8. Drunk on Shadows.
Mige: The first time this sounded just like the Smashing Pumpkins, which was fucking strange. But I was like, all right, it works.
Burton: This one's different stuff compared to the other songs.
Mige: What cheered me up about this album was that there's more actual... playing. The easiest way is of course to just play it all straight, but this one's got a similar vibe to the Foo Fighters. Playing for real. I like the Foo Fighters, and this song's got a shitload of them, and even more of the Smashing Pumpkins.
Burton: Could be a difficult one to play live.

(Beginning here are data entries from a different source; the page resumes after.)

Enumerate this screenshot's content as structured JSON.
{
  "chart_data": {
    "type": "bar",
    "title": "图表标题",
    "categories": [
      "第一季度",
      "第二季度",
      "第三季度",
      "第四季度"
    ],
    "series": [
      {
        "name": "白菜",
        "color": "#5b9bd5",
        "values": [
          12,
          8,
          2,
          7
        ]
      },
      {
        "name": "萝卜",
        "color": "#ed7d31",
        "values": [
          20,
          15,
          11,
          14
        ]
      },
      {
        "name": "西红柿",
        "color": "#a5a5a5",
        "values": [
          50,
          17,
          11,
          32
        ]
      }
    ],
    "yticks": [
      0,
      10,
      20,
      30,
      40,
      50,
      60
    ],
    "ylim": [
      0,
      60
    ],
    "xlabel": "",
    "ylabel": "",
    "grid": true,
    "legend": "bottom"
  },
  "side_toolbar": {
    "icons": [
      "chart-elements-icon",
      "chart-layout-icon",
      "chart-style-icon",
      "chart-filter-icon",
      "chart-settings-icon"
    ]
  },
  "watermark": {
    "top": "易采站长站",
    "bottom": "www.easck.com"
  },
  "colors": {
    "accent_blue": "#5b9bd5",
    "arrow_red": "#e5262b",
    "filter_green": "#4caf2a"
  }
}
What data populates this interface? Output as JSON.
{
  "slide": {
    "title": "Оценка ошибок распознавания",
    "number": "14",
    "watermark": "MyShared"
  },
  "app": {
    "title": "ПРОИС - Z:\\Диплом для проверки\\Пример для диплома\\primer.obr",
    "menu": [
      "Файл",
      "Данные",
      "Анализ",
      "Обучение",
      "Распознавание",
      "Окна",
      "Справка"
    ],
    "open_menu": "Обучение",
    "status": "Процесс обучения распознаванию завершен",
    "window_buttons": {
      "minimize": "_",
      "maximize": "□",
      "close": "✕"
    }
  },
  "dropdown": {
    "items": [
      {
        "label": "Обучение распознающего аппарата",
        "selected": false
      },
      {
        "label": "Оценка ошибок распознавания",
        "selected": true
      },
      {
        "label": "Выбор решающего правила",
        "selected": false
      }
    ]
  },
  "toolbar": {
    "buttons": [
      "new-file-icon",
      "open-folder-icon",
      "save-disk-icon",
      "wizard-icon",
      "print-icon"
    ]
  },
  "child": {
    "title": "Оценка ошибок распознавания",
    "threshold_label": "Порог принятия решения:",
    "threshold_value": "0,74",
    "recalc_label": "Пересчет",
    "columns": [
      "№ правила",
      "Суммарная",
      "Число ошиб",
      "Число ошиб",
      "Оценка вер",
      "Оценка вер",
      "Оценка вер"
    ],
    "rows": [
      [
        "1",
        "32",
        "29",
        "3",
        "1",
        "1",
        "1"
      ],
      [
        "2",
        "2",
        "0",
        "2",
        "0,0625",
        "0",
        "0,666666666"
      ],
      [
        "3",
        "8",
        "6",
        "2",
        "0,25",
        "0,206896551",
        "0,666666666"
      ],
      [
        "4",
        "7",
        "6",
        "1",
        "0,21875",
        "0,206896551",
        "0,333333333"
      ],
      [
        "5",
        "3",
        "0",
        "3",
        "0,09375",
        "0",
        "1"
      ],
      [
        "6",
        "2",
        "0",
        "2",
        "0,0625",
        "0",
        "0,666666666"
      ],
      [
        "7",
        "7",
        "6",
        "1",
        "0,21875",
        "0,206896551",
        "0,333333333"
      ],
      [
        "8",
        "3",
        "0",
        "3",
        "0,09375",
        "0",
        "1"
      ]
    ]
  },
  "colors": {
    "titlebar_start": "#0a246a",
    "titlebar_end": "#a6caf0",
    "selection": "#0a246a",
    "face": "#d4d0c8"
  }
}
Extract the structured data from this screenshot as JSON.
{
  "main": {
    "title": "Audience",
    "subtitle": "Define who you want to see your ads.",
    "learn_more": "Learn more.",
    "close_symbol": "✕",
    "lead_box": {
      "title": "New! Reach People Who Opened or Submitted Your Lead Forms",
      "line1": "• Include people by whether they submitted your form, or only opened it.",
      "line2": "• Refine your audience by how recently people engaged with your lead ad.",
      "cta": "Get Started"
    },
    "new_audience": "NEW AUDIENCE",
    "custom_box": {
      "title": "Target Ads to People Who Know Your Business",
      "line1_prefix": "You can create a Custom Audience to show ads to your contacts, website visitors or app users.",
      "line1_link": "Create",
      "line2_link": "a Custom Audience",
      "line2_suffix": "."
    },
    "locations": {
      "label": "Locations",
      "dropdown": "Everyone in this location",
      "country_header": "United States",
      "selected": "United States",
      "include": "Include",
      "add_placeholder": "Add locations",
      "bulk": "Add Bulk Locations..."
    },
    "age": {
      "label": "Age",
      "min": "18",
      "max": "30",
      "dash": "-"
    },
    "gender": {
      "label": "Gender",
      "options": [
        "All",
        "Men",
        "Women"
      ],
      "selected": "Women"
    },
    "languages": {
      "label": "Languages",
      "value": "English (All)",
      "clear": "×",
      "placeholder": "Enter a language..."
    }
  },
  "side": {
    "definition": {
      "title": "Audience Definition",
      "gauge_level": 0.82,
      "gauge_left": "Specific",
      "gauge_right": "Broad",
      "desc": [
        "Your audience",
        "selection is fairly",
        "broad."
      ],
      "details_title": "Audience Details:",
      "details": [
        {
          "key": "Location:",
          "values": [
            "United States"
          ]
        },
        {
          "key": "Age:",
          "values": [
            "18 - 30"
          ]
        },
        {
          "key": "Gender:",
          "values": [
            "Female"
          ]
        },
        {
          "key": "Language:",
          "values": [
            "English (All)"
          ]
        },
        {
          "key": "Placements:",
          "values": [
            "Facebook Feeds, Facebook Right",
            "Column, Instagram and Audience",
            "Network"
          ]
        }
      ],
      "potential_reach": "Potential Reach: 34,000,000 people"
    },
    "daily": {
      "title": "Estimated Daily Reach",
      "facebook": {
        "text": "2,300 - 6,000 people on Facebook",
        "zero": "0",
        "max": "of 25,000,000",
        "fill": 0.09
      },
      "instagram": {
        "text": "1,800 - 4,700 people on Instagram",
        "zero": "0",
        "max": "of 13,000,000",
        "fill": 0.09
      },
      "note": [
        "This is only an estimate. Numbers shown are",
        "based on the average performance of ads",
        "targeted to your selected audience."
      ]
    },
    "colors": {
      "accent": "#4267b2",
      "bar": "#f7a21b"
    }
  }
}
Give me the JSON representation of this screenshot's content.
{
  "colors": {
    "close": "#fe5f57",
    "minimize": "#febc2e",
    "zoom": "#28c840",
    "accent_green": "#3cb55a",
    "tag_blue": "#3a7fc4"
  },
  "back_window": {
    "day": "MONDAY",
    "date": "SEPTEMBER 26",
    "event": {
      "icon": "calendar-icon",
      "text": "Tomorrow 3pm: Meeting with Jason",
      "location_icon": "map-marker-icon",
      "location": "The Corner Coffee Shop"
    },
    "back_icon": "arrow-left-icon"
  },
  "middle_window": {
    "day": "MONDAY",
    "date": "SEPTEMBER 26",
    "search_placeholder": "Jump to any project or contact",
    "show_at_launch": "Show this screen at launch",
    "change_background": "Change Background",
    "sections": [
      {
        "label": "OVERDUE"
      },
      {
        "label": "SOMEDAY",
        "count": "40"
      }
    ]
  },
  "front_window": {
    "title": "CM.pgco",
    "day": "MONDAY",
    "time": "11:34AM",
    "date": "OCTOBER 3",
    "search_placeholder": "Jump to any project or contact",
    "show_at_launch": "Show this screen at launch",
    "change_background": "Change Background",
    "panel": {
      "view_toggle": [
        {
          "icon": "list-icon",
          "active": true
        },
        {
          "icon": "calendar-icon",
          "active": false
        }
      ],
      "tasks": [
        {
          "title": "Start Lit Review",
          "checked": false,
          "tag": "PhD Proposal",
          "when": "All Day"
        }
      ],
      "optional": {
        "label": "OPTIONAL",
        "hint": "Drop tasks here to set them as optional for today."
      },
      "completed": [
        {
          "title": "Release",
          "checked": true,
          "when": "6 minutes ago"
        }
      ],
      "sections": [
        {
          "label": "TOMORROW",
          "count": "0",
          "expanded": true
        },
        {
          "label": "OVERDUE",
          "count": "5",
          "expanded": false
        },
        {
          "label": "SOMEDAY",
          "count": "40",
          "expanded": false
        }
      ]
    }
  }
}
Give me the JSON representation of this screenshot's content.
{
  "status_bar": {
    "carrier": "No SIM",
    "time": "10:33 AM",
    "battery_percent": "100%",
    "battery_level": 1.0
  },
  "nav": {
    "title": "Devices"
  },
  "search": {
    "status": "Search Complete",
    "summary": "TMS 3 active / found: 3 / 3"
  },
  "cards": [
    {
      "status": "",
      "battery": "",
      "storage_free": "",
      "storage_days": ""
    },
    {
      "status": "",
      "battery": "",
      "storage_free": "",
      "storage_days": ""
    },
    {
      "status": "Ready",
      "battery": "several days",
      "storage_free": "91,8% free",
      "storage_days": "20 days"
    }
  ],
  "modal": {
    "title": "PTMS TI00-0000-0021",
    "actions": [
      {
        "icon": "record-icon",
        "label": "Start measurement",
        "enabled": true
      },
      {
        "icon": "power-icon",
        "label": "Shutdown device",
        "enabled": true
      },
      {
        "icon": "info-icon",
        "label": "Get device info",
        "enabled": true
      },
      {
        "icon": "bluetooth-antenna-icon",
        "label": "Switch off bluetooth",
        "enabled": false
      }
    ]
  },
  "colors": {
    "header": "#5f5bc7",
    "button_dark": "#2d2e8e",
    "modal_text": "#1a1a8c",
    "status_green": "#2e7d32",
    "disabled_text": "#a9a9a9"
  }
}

9. Play Dead.
Mige: When I heard this song I instantly knew that I wanted to play it. Somehow it's easier for me to play ballads.
Burton: You've got a shitty technique?
Mige: No, no. Playing ballads is harder. I've got a slow mind. A child's mind. An idiot child's.
Burton: Slowed down brains?
Mige: It's like self-caressing. That's always fun.
Burton: In rehearsals it sounded awful.
Mige: It did. Gas' fault. Gas can't play ballads. He's been playing too much blast."

This one, as well as other songs of the album, has got some great singing harmonies.
Mige: Yeah, there's lots of layers. But we managed to keep it together somehow. Ballads are risky, as you tend to seek for the epic vibe, and you start filling them up with loads of stuff.

10. In the Night-Side of Eden .
Mige: In this song we all sing, except for Linde. It was the first time, cos' Ville has always sung all the backing vocals.
Burton: Because of a certain reason.
Mige: A certain reason that you can come and witness at the gigs (laughs). But I think it's a funny thing. There's this personal vibe to it, if you hear the voice of the people who have been recording the song.
Burton: This one's got a strange outro too.
Mige: The last song on our albums has always been a little weird on purpose. We'd rather have you go 'What?' after hearing the record, than 'Was this it?'

The final riff sounds like you could be jamming on it for an hour at concerts.
Burton: Exactly!
Mige: Yeah, we'll have to be careful with that. This one's again a different song compared to what we used to have. It's like Hawkwind meets Live. Funny psychedelia, but it's good we didn't do anymore of that.
Burton: Maybe the next record is all about Hawkwind.
Mige: That's just so damn nice to do. At times you've got to do something to cheer yourself up too. Only and utterly yourself.

Back to Russian Heartagram main page